## PROBLEM DESCRIPTION:
When a line of the entries contains "kind", please list that line.

## RECORDED DATA:
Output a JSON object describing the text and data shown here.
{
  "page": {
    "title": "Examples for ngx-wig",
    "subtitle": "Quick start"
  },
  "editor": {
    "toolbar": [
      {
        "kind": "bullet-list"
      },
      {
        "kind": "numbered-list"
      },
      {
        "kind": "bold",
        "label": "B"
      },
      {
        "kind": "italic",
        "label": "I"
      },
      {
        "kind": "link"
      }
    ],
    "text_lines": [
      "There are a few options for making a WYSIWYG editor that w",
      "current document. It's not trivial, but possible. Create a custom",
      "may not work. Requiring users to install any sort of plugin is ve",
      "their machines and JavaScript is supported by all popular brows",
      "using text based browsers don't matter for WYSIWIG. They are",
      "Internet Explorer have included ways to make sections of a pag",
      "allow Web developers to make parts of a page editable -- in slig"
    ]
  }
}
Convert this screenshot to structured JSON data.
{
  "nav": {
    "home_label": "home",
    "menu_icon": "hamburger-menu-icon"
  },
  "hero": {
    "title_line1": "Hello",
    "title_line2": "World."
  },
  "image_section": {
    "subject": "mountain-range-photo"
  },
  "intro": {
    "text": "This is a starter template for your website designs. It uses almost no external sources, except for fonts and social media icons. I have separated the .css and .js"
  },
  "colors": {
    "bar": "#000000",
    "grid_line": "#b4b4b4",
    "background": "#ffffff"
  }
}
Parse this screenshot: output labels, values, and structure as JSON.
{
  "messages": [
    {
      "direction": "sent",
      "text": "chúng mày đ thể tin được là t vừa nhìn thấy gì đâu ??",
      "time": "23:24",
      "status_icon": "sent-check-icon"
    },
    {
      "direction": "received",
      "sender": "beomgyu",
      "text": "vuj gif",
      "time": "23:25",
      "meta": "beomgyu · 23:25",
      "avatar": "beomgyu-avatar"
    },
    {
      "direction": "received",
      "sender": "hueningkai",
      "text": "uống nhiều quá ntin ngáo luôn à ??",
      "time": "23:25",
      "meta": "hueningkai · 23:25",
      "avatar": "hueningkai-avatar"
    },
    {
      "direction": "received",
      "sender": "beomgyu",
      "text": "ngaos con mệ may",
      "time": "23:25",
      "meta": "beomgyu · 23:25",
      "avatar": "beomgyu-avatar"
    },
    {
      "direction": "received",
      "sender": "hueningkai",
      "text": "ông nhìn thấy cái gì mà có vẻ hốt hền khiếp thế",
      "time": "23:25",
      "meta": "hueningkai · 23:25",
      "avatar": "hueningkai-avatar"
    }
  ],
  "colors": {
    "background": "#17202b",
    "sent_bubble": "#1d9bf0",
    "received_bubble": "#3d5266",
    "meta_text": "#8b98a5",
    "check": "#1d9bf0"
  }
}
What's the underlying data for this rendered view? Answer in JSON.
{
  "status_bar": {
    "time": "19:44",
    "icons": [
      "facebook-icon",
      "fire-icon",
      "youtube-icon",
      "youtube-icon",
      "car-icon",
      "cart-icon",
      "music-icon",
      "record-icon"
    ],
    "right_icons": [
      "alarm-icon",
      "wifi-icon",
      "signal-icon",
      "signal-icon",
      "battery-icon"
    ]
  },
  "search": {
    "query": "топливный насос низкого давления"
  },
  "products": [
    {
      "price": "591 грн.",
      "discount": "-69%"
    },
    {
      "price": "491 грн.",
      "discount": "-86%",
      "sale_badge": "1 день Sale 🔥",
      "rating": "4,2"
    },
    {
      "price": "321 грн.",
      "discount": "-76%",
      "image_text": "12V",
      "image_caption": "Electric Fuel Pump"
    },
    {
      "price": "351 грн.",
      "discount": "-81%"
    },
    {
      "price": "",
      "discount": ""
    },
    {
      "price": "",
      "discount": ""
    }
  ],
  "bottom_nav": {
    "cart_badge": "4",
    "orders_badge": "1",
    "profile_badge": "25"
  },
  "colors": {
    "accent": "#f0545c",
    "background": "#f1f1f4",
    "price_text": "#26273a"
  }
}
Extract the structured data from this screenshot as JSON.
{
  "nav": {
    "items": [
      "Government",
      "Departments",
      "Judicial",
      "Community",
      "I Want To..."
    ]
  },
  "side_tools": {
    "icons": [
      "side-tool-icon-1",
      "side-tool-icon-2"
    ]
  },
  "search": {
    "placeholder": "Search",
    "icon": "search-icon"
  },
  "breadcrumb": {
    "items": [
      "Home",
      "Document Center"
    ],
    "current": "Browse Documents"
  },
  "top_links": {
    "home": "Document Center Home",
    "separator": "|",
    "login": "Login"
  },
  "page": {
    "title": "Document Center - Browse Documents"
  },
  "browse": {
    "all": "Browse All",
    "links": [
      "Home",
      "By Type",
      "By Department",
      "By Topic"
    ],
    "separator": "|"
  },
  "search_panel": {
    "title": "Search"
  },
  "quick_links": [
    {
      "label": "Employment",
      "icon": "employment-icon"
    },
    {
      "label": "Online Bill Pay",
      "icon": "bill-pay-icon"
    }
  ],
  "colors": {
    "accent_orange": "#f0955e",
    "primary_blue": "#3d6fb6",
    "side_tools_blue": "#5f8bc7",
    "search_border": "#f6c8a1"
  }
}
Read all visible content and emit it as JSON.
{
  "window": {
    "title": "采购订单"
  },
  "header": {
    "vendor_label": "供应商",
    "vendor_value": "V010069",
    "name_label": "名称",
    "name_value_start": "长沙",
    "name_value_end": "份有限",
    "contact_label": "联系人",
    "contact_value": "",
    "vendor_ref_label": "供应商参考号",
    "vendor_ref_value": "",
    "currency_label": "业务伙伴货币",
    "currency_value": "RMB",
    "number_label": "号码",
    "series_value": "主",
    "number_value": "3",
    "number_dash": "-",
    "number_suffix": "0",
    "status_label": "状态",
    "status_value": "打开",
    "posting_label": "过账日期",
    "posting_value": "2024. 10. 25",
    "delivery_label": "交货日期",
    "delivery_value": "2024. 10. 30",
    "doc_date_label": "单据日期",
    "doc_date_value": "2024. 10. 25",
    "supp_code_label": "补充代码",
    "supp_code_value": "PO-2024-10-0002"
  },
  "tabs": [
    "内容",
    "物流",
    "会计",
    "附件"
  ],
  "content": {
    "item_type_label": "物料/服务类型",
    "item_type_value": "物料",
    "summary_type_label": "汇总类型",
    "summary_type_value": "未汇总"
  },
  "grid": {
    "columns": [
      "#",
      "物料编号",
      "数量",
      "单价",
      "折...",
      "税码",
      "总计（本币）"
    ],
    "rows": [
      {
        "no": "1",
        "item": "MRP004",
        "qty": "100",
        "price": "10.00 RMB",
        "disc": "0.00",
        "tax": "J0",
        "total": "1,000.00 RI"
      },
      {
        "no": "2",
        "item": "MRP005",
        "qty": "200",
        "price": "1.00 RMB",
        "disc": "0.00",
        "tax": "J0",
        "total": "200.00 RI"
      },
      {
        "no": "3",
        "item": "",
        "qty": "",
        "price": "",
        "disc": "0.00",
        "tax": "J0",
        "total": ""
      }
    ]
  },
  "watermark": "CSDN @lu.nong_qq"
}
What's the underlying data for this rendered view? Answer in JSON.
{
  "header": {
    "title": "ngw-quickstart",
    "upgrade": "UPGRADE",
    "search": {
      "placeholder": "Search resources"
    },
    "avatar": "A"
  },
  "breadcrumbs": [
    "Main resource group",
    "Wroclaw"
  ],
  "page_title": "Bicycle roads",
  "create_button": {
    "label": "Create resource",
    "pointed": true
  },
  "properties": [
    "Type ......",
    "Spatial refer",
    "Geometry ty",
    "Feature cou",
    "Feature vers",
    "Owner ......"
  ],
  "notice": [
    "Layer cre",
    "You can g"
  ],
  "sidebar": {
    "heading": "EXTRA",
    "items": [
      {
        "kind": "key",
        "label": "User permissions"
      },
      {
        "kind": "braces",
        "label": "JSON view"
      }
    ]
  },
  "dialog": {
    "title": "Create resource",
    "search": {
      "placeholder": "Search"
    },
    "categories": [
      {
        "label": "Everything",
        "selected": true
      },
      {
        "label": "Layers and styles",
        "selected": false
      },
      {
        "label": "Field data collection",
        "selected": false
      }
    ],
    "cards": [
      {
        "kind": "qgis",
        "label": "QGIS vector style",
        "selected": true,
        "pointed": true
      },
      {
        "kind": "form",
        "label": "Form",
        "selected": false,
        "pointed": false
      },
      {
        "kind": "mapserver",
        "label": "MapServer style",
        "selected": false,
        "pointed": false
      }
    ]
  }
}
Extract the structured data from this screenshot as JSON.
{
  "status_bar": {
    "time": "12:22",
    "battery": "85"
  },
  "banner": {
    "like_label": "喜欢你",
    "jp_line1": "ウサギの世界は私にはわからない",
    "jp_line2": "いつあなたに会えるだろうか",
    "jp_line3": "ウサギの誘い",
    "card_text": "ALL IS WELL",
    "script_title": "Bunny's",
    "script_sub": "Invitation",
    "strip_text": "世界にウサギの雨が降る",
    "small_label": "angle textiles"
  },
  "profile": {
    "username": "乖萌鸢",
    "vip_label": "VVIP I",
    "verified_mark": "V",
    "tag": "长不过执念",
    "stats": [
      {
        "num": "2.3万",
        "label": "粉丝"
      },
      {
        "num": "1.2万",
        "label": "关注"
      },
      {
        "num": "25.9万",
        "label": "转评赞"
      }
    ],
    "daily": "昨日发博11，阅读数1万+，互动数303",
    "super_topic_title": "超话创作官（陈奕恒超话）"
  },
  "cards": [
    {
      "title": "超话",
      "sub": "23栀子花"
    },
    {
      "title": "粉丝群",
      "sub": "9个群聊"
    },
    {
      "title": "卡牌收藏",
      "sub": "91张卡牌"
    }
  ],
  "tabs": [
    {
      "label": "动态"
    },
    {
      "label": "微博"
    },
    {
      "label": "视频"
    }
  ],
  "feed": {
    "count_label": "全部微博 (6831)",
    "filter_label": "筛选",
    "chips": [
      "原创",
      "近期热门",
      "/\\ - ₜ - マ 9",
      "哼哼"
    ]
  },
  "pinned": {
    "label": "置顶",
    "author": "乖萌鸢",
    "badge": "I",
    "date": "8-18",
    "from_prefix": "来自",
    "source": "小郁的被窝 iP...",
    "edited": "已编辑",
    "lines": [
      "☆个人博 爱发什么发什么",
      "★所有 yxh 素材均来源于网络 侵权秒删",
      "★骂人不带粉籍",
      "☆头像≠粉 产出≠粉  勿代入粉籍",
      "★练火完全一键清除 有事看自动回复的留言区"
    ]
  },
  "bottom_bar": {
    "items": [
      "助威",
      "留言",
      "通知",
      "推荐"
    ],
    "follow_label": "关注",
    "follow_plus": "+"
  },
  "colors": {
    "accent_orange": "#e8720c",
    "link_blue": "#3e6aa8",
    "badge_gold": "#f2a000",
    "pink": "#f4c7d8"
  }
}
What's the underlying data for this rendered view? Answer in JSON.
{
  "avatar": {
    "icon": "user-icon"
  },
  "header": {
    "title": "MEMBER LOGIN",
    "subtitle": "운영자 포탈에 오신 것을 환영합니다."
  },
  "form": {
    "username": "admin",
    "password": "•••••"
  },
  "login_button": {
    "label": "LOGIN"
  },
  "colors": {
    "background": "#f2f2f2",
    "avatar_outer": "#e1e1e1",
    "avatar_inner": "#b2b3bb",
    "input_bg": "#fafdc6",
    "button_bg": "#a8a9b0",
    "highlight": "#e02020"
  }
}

## EXERCISE ANSWER:
        "kind": "bullet-list"
        "kind": "numbered-list"
        "kind": "bold",
        "kind": "italic",
        "kind": "link"
        "kind": "key",
        "kind": "braces",
        "kind": "qgis",
        "kind": "form",
        "kind": "mapserver",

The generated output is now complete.